When I was little, I became obsessed with reaching financial independence. What do I mean by this? Financial independence occurs when you generate enough passive income that you don’t need to generate new income. You’re free from the necessity to work.
What’s the Math behind Financial Independence?
Well, this post explains some of the complications with the easy math behind financial independence. Most people use the 4% rule when it comes to early retirement/financial independence. This is most commonly used with people who are heavily invested in the stock market. The 4% rule means that as a general rule, you can expect to be able to spend 4% of your investments without ever touching the principal – thus being able to live on a certain amount of investments – inevitably. While you may earn 8% on your investments – or even 12% investments, you can only spend 4%.
The Problem with the 4% Rule
Your expenses fluctuate! For instance, when I was 21, I had $100,000. 4% of that would be $4,000. Since I had so little expenses, I could actually live off $4,000 per year. I was on my parents health insurance, scholarships, and I adopted a frugal mindset. Could I declare financial independence?! Absolutely not! I knew my expenses would be going up in the near future.
Here Are 7 Unexpected Costs to Consider before You Declare Financial Independence
1. Life insurance
It’s generally not wise to obtain life insurance until you have dependents. I don’t plan on having kids for years but when I do, I’ll be opting for term life insurance. This will be another added monthly expense which I will have for at least a few decades.
2. Increased travel costs
You may be required to move for jobs or desire to find better housing. In the future, you may have little choice about spending hundreds per week on transportation costs. According to AAA’s most recent report, it costs 59 cents per mile to operate a car.

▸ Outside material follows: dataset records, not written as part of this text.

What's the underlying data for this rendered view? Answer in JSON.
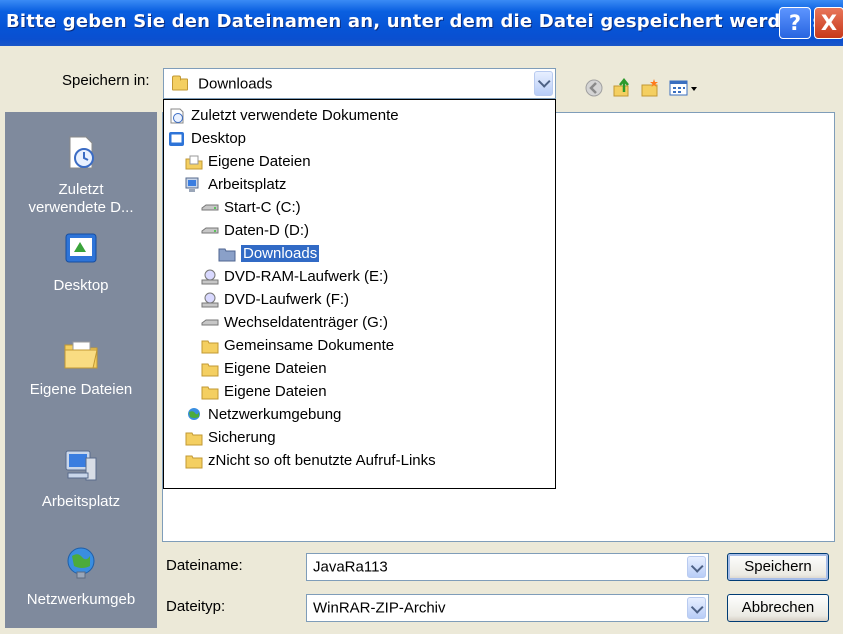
{
  "window": {
    "title": "Bitte geben Sie den Dateinamen an, unter dem die Datei gespeichert werden s...",
    "help_label": "?",
    "close_label": "X"
  },
  "toolbar": {
    "save_in_label": "Speichern in:",
    "location_value": "Downloads",
    "icons": [
      "back-icon",
      "up-folder-icon",
      "new-folder-icon",
      "view-menu-icon"
    ]
  },
  "places": [
    {
      "label": "Zuletzt verwendete D...",
      "label_line1": "Zuletzt",
      "label_line2": "verwendete D...",
      "icon": "recent-documents-icon"
    },
    {
      "label": "Desktop",
      "icon": "desktop-icon"
    },
    {
      "label": "Eigene Dateien",
      "icon": "my-documents-icon"
    },
    {
      "label": "Arbeitsplatz",
      "icon": "my-computer-icon"
    },
    {
      "label": "Netzwerkumgeb",
      "icon": "network-icon"
    }
  ],
  "dropdown_items": [
    {
      "label": "Zuletzt verwendete Dokumente",
      "icon": "recent-icon",
      "indent": 0
    },
    {
      "label": "Desktop",
      "icon": "desktop-icon",
      "indent": 0
    },
    {
      "label": "Eigene Dateien",
      "icon": "my-documents-icon",
      "indent": 1
    },
    {
      "label": "Arbeitsplatz",
      "icon": "my-computer-icon",
      "indent": 1
    },
    {
      "label": "Start-C (C:)",
      "icon": "drive-icon",
      "indent": 2
    },
    {
      "label": "Daten-D (D:)",
      "icon": "drive-icon",
      "indent": 2
    },
    {
      "label": "Downloads",
      "icon": "folder-icon",
      "indent": 3,
      "selected": true
    },
    {
      "label": "DVD-RAM-Laufwerk (E:)",
      "icon": "dvd-drive-icon",
      "indent": 2
    },
    {
      "label": "DVD-Laufwerk (F:)",
      "icon": "dvd-drive-icon",
      "indent": 2
    },
    {
      "label": "Wechseldatenträger (G:)",
      "icon": "drive-icon",
      "indent": 2
    },
    {
      "label": "Gemeinsame Dokumente",
      "icon": "folder-icon",
      "indent": 2
    },
    {
      "label": "Eigene Dateien",
      "icon": "folder-icon",
      "indent": 2
    },
    {
      "label": "Eigene Dateien",
      "icon": "folder-icon",
      "indent": 2
    },
    {
      "label": "Netzwerkumgebung",
      "icon": "network-icon",
      "indent": 1
    },
    {
      "label": "Sicherung",
      "icon": "folder-icon",
      "indent": 1
    },
    {
      "label": "zNicht so oft benutzte Aufruf-Links",
      "icon": "folder-icon",
      "indent": 1
    }
  ],
  "form": {
    "filename_label": "Dateiname:",
    "filename_value": "JavaRa113",
    "filetype_label": "Dateityp:",
    "filetype_value": "WinRAR-ZIP-Archiv"
  },
  "buttons": {
    "save": "Speichern",
    "cancel": "Abbrechen"
  },
  "colors": {
    "titlebar": "#0654d6",
    "selection": "#316ac5",
    "places_bg": "#7f8a9d"
  }
}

3. House depreciation
Houses are terrible investments. Most houses only appreciate about a few percentage points per year. But sometimes, your house will depreciate. You may live in a respectable neighborhood now but what if it begins to get neglected. I’ve seen houses in my city go from $400,000 to <$300,000 in only a few years. It happens. Understand that your home may go from a large asset to a small asset quickly. My advice is to keep current on prices in your area. If you notice a strong downward trend, move out.
4. Extra medical expenses

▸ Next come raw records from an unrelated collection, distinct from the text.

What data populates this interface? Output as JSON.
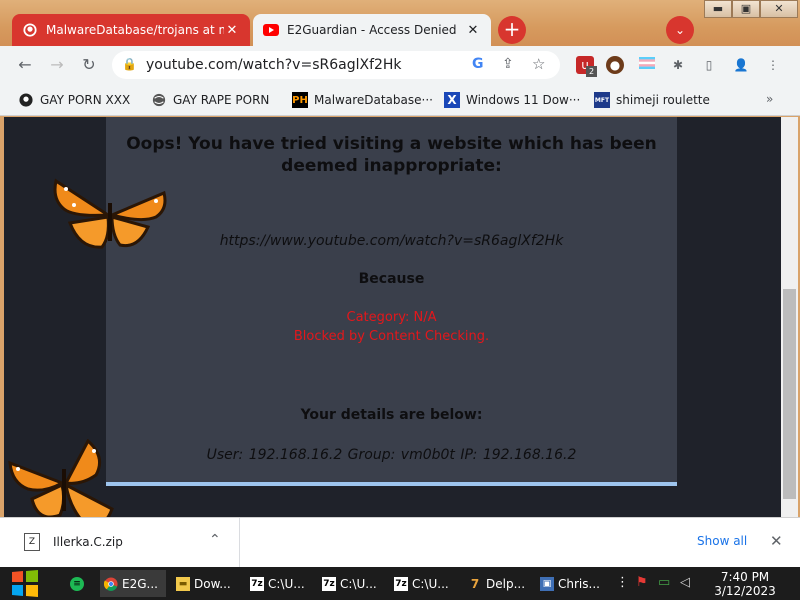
{
  "browser": {
    "tabs": [
      {
        "title": "MalwareDatabase/trojans at m",
        "icon": "github-icon",
        "active": false
      },
      {
        "title": "E2Guardian - Access Denied",
        "icon": "youtube-icon",
        "active": true
      }
    ],
    "new_tab_label": "+",
    "address": "youtube.com/watch?v=sR6aglXf2Hk",
    "bookmarks": [
      {
        "label": "GAY PORN XXX",
        "icon": "github-icon"
      },
      {
        "label": "GAY RAPE PORN",
        "icon": "globe-icon"
      },
      {
        "label": "MalwareDatabase···",
        "icon": "pornhub-icon",
        "badge": "PH"
      },
      {
        "label": "Windows 11 Dow···",
        "icon": "x-icon"
      },
      {
        "label": "shimeji roulette",
        "icon": "mft-icon",
        "badge": "MFT"
      }
    ],
    "bookmarks_overflow": "»",
    "extension_badge": "2"
  },
  "block_page": {
    "heading": "Oops! You have tried visiting a website which has been deemed inappropriate:",
    "url": "https://www.youtube.com/watch?v=sR6aglXf2Hk",
    "because": "Because",
    "category": "Category: N/A",
    "reason": "Blocked by Content Checking.",
    "details_heading": "Your details are below:",
    "user_line": "User: 192.168.16.2   Group: vm0b0t   IP: 192.168.16.2",
    "colors": {
      "page_bg": "#3a3f4b",
      "alert": "#e4171b",
      "accent_border": "#9ec5ee"
    }
  },
  "downloads": {
    "file": "Illerka.C.zip",
    "show_all": "Show all"
  },
  "taskbar": {
    "items": [
      {
        "label": "",
        "icon": "spotify-icon"
      },
      {
        "label": "E2G...",
        "icon": "chrome-icon"
      },
      {
        "label": "Dow...",
        "icon": "folder-icon"
      },
      {
        "label": "C:\\U...",
        "icon": "7zip-icon"
      },
      {
        "label": "C:\\U...",
        "icon": "7zip-icon"
      },
      {
        "label": "C:\\U...",
        "icon": "7zip-icon"
      },
      {
        "label": "Delp...",
        "icon": "delphi-icon"
      },
      {
        "label": "Chris...",
        "icon": "app-icon"
      }
    ],
    "time": "7:40 PM",
    "date": "3/12/2023"
  }
}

If you’re alive right now, you’ll probably see old age. Old age comes with extra expenses. Extra insurance, meeting deductibles like a bad habit, modifying your home to make it easier live in, costly assisted living/nursing homes, the list goes on… You never know. My grandparents right now live in a place that costs $5,000 per month and we live in Nebraska where prices are usually a lot smaller than the national average.
You may have a child/more children. Even if (right now) you don’t intend to have more, life happens. The average cost to raise a child is approximately $250,000! Say you really, really don’t want children. You then have the expense of birth control, a vasectomy, etc. etc.
6. Lifestyle changes/growth
Right now, I have no desire for a Lamborghini. But what if someday I really want one?! Well then, I’ll be looking how to get one. If, prior to my Lambo dreams, I spent every dime of my 4% each year, I could never own my Lambo. Early retirement loses its luster if you’re always saying, ‘I can’t afford it because I decided to stop working.’
These are just 6 reasons why you can’t just use the 4% rule for retirement based on your current costs. Costs change – often unpredictably. Treating the 4% rule as the be-all end-all is a terrible plan. It’s strange that there are so many people are so focused on early retirement – yet don’t look far enough into their futures. Going back to work after declaring FI wouldn’t be too fun, I imagine.
Early retirement is entirely doable, I’m not discouraging you from pursuing it. Just think far into the future before you tell your boss what you really think of him.
I’m a personal finance freelance writer and webmaster. I welcome you to visit me at www.thefrugalpreneur.com